The following statement was adapted from the homily Bishop Soto gave Sunday, July 10 at the Cathedral of the Blessed Sacrament:
The story of the Good Samaritan from last Sunday is a well-known Christian parable (Lk 10:25-37). Few people, Christian or non- Christians, would not be familiar with Jesus’ story about the man who fell victim to robbers and then was later saved and soothed by a Samaritan on the road between Jericho and Jerusalem.
The horrifying, heart-wrenching events of this past week along with similar attacks in recent months give today’s proclamation of the familiar parable a sober and somber tone.

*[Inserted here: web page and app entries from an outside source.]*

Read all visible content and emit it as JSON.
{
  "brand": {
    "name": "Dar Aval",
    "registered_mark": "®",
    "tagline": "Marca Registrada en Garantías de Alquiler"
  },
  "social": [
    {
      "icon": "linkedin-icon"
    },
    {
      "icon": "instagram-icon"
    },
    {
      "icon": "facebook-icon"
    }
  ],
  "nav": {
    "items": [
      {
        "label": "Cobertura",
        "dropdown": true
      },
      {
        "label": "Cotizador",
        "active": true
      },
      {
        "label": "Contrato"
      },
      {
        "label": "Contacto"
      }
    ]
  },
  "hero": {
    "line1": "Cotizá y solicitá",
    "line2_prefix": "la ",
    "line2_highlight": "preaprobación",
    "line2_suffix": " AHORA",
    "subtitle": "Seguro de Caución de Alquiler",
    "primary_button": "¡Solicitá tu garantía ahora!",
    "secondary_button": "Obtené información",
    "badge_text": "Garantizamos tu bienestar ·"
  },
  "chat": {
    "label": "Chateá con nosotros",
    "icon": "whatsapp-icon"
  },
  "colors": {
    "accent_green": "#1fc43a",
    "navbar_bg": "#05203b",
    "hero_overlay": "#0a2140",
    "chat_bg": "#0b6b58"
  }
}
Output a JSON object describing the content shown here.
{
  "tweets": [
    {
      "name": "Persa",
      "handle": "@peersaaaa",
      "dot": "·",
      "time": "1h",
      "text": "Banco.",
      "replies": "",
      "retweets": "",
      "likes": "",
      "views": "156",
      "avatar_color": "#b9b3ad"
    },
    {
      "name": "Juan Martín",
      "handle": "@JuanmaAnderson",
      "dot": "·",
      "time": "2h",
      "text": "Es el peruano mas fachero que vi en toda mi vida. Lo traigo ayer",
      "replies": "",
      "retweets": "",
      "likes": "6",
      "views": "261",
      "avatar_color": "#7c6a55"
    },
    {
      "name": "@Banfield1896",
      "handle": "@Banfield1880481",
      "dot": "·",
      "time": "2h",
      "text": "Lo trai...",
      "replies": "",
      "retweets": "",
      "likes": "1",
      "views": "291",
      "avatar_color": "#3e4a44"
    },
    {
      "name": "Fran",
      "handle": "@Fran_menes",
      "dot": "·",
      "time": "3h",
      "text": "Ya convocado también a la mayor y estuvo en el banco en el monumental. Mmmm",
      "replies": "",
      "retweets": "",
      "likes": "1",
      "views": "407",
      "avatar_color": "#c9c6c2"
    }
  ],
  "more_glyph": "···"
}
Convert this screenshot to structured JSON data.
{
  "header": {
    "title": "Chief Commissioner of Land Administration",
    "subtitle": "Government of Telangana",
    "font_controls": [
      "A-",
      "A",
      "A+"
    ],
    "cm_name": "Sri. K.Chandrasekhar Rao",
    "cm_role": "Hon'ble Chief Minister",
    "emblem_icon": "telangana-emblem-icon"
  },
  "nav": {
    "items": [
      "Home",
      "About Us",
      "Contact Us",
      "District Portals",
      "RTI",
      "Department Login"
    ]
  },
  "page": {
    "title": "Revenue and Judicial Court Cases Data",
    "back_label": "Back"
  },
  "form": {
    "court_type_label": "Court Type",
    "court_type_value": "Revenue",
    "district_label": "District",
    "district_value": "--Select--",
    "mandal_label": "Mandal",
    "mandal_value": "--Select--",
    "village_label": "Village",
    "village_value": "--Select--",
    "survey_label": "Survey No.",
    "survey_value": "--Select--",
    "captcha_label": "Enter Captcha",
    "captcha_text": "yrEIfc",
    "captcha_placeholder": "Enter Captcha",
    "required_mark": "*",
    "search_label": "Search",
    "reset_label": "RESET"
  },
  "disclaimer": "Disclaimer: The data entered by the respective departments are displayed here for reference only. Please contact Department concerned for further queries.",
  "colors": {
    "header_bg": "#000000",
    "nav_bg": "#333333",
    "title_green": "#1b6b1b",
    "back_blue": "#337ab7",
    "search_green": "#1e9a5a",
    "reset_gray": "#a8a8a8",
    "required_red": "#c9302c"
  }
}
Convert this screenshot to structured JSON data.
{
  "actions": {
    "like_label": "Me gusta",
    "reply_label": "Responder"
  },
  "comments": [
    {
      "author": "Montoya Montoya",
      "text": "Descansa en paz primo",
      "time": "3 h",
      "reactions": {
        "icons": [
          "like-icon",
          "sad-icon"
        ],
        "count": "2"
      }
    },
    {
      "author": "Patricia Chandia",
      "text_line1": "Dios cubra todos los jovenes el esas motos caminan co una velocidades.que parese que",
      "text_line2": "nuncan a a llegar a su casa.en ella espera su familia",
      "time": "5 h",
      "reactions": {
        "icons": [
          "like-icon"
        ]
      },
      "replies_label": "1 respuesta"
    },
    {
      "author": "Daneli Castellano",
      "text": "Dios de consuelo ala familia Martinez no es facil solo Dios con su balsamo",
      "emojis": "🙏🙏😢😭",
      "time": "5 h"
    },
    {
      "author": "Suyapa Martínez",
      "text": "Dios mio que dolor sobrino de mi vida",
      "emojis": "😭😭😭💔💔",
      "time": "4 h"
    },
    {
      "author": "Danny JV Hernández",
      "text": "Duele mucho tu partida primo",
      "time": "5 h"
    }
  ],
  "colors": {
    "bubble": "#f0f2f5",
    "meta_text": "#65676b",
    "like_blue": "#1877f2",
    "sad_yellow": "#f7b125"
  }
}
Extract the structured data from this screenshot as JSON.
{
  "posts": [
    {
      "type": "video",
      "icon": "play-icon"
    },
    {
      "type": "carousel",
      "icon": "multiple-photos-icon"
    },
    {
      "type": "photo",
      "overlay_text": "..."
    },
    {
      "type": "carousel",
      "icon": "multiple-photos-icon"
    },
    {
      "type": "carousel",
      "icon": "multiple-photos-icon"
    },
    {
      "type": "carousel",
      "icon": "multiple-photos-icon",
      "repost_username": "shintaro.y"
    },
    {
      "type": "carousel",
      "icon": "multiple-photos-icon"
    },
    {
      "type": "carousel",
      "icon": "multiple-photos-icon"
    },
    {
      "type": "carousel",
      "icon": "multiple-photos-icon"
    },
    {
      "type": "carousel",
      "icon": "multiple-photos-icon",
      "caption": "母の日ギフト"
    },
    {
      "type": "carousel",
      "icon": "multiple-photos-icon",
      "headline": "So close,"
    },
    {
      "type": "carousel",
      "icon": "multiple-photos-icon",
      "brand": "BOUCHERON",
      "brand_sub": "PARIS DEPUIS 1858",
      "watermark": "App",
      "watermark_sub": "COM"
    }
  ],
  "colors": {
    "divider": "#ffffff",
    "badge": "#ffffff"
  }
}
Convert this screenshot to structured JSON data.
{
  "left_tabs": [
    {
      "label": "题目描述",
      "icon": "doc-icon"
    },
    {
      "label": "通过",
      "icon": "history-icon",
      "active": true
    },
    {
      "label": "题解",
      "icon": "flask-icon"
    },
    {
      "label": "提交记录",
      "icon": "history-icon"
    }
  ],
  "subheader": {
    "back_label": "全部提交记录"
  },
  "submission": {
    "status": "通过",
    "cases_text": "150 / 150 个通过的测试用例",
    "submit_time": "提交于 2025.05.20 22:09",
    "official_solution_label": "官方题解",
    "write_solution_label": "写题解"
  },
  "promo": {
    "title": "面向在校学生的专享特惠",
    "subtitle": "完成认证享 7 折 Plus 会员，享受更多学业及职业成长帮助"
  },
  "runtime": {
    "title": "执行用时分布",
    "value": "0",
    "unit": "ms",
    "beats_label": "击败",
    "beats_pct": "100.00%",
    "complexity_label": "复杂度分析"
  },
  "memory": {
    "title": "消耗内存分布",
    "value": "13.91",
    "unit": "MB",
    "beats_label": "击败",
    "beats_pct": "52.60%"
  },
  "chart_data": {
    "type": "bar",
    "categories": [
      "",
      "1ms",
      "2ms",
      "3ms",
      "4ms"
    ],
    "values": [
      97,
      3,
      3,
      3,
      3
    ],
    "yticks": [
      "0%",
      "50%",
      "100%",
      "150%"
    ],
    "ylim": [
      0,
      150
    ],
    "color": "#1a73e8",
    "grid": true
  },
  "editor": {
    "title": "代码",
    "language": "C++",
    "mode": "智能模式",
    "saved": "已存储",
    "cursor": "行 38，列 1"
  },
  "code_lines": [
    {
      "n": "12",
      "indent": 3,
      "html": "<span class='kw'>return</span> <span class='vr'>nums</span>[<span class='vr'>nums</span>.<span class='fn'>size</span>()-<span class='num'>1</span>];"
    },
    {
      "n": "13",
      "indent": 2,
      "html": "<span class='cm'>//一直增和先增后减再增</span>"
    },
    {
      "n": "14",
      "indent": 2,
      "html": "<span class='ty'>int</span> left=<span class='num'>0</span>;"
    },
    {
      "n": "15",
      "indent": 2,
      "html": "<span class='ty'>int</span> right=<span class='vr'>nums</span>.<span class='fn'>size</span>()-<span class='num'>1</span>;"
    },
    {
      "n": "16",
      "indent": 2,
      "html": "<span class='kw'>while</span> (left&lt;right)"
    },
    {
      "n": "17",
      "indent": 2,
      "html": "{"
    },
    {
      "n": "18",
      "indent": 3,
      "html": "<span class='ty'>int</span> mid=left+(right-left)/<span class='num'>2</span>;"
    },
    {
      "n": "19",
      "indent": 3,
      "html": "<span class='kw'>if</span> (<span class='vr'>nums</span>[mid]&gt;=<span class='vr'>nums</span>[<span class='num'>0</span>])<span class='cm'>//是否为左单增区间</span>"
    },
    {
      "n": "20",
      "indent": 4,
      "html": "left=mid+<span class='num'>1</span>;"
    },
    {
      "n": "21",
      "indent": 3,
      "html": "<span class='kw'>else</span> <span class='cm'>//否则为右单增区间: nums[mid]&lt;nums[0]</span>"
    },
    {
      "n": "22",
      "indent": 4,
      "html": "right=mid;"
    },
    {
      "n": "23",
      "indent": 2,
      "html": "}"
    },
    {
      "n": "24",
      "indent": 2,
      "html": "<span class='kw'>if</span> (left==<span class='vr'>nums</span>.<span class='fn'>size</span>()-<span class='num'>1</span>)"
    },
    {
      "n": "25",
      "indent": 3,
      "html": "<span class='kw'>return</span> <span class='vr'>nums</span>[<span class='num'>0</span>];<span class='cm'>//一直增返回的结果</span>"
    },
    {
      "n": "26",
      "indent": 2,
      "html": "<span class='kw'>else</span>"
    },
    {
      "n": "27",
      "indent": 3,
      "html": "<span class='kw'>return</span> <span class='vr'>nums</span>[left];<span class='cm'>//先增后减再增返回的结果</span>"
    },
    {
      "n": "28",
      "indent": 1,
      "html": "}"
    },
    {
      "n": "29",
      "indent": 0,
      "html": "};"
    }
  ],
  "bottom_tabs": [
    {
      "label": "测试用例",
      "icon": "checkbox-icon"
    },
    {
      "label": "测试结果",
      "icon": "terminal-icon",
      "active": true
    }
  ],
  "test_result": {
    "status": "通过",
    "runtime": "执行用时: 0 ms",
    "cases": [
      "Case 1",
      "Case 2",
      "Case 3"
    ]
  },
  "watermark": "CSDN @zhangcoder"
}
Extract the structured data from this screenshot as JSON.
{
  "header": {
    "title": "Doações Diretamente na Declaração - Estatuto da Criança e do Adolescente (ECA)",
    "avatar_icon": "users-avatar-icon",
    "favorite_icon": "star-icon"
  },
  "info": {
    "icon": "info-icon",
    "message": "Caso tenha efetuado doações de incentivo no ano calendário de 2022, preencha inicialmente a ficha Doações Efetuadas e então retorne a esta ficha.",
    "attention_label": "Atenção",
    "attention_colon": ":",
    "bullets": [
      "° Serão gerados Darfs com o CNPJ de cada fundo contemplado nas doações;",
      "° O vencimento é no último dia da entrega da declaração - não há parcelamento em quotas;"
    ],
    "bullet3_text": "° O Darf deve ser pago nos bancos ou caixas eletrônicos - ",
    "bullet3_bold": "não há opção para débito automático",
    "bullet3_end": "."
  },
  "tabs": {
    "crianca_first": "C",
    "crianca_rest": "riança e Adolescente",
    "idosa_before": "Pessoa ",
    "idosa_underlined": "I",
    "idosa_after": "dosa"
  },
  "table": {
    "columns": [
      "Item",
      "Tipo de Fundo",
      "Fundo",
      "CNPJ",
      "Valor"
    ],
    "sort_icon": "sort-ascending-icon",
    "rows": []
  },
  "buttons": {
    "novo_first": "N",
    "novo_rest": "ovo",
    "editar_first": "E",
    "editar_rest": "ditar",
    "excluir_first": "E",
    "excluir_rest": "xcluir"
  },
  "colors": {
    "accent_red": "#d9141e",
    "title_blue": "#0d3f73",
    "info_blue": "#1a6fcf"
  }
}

The violence at the beginning of the gospel story is disturbingly too familiar to the waves of stories that have shaken us. While happening so regularly we stubbornly resist calling it normal. Ferguson, Baltimore, Charleston, San Bernardino, Orlando, Baton Rouge, Minnesota, and now Dallas — this litany of violence threatens us. The parable is too close to what our nation now suffers, “A man fell victim to robbers as he went down from Jerusalem to Jericho. They stripped and beat him and went off leaving him half-dead.”
Recognizing the echo of that parable in the bloody tragedies on our streets, the question of Jesus to the scribe stabs our heart, “Who was neighbor to the robbers’ victim?”
The churning cycle of news reports strip away the soft veneer to this familiar parable. We can now appreciate the boldness of the Samaritan’s gesture. To do what he did, meant overcoming deep ethnic hatreds, engrained cultural norms, and the fears of violence that still may have lurked just down the road. What compelled him to stop, lean down and touch the half-dead stranger? The scribe to whom Jesus addressed the parable responded. The Samaritan was the one who showed mercy. Mercy, God’s mercy, is the force that became grace in that moment of violent hostility on the road between Jericho and Jerusalem.
In the second reading on Sunday (Col 1:15-20), Paul told the Colossians that Christ would reconcile all things, “making peace by the blood of his cross.” By his mercy, Jesus has already reconciled us. He has already healed us. He has already broken down the barriers that separate us. Who will be the instruments of this mercy for others? Who will believe that we are already neighbors and then act on this belief as did the Good Samaritan in the parable.
The familiarity of this parable can blind us to the boldness of its message. The sad litany of social violence reminds us how still urgent such boldness is today.
Today’s parable awakens us to the still unfinished work of reconciliation and healing. The work was begun on the cross. It continues in the lives of those who work to bring all things and all people together in God’s mercy.
This is called ‘preaching to the choir ‘.
All well and good: but we Catholics are not the problem, Bp. Soto. It is the religion of peace, the one St . Francis of Assisi tried to convert in a famous trial by fire, that is the one you mayhaps should address.
Soto heads CCHD. ‘Nuff said.
It is good to play the Good Samaritan most times, but one must use caution. One time I came out of a post office after hours near dusk, and a young man came up to me and asked if I had a battery starter in my car. I did not at the time.
My motherly instinct told me to take him to a gas station as I could see his ” stalled” car, but common sense told me not to, so I called the police when home and told them about the man’s perdicament. Later I read in the local newspaper how there was a man going around highjacking cars at post offices.